      Do you buy the glass pre-stained, or stain it yourself?
      Ric

      Plan for the worst, hope for the best!

      Comment

      • twistsol
        Veteran Member
        • Dec 2002
        • 2912
        • Cottage Grove, MN, USA.
        • Ridgid R4512, 2x ShopSmith Mark V 520, 1951 Shopsmith 10ER

        #4
        Stained glass hobby

        Stained glass isn’t technically an accurate description. The glass isn’t stained at all. When the glass is manufactured, they add chemicals or minerals to it when it is molten which gives it different colors and textures. Some are mixed in, others are added to the surface when it’s still hot but after it’s been poured into sheets. Here’s the catch, this process also gives the glass different properties making it harder or softer so different pieces of glass cut differently. If you thought there was a wide variety of wood, the difference between picking glass and picking wood is like the difference between picking between all the world’s foods and the value menu at McDonalds.

        Here’s where my ignorance is going to show. The two methods are the Tiffany method vs. the “other” method. Think of a stained glass panel as a jigsaw puzzle where you have to fill in all the seams.

        With the Tiffany method, you fill the seams by wrapping the edges of each piece of glass with a narrow strip of copper foil and wrapping the foil over the edges so about 1/16th of an inch is visible on the surface of each piece. Once all the pieces are foiled, you assemble them on a flat surface, or in the case of a lampshade over a form, and solder along the seams between each piece of glass. Then flip it over and solder the other side. When you first cut the glass pieces out, you need to leave a fine gap that allows room for the foil to be added between the pieces of glass. This is also why a grinder is so important with the Tiffany method. If you have sharp edges on the glass, you’ll cut through the foil.

        The other method uses preformed lead shaped basically like an I-beam. The edge of each piece of glass is fit into slot of the I-beam and is secured with a paste. Since this piece is made of lead, it is easy to wrap around the shape of the glass piece. With this method, you only solder the ends of the pieces of lead to each other rather than soldering along the entire seam.

        The Tiffany method gives you narrower lines between pieces of glass but the quality of the lines depends entirely on your soldering skills. You can also make pieces that are lead free by using lead free solder with this method. The benefits of no lead are obvious if you’re doing kitchen cabinet doors etc. The other method is a tiny bit more forgiving of weak glass cutting skills and it isn’t as critical that the edges of the glass be square to the surface when cut.

        I took a class at a glass shop in Green Bay when I worked there in 1999. Back then all my tools I mentioned earlier totaled around $300.00 with the grinder making up nearly half of that.
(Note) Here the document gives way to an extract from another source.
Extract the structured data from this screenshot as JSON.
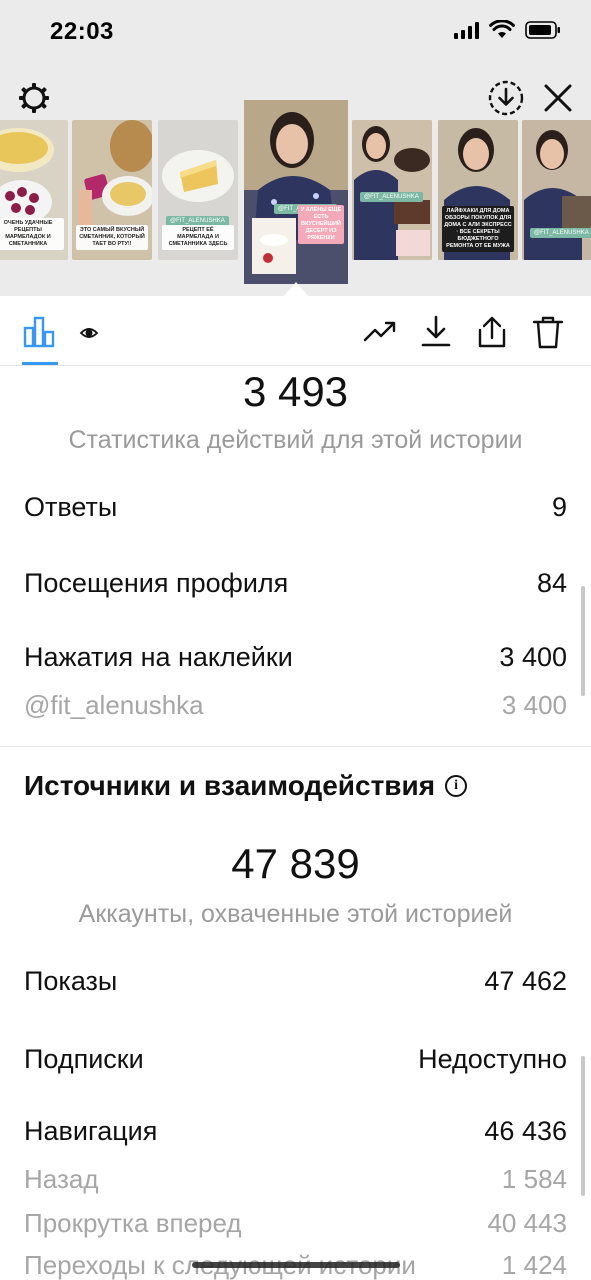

The class was two nights a week for a month and cost about $200.00.
        Chr's
        __________
        An ethical man knows the right thing to do.
        A moral man does it.

        Comment

        • SHADOWFOX
          Veteran Member
          • May 2005
          • 1232
          • IL, USA.
          • DELTA 36-675

          #5
          Thanks for the info. Reason I am asking is I would like to someday make something like this:
          Last edited by SHADOWFOX; 01-08-2008, 12:51 AM.
          Chris

          "The first key to wisdom is constant and frequent questioning, for by doubting we are led to question and by questioning we arrive at the truth." -Pierre Abelard 11th Century philosopher.

          Comment

          • L. D. Jeffries
            Senior Member
            • Dec 2005
            • 747
            • Russell, NY, USA.
            • Ryobi BT3000

            #6
            I used to do stained glass work (custom designs) for high end home builders years ago. So all that the tools "twistsol" mentioned are what you need. Only drawback to this work is the cost of the glass..it's expensive. Especially glass from Germany, which is bueatiful as its (some of it) not machine made. If I ever get my camera back from the shop I'll post some pics of my last s.g. project.
            RuffSawn
            Nothin' smells better than fresh sawdust!

            Comment

            Working...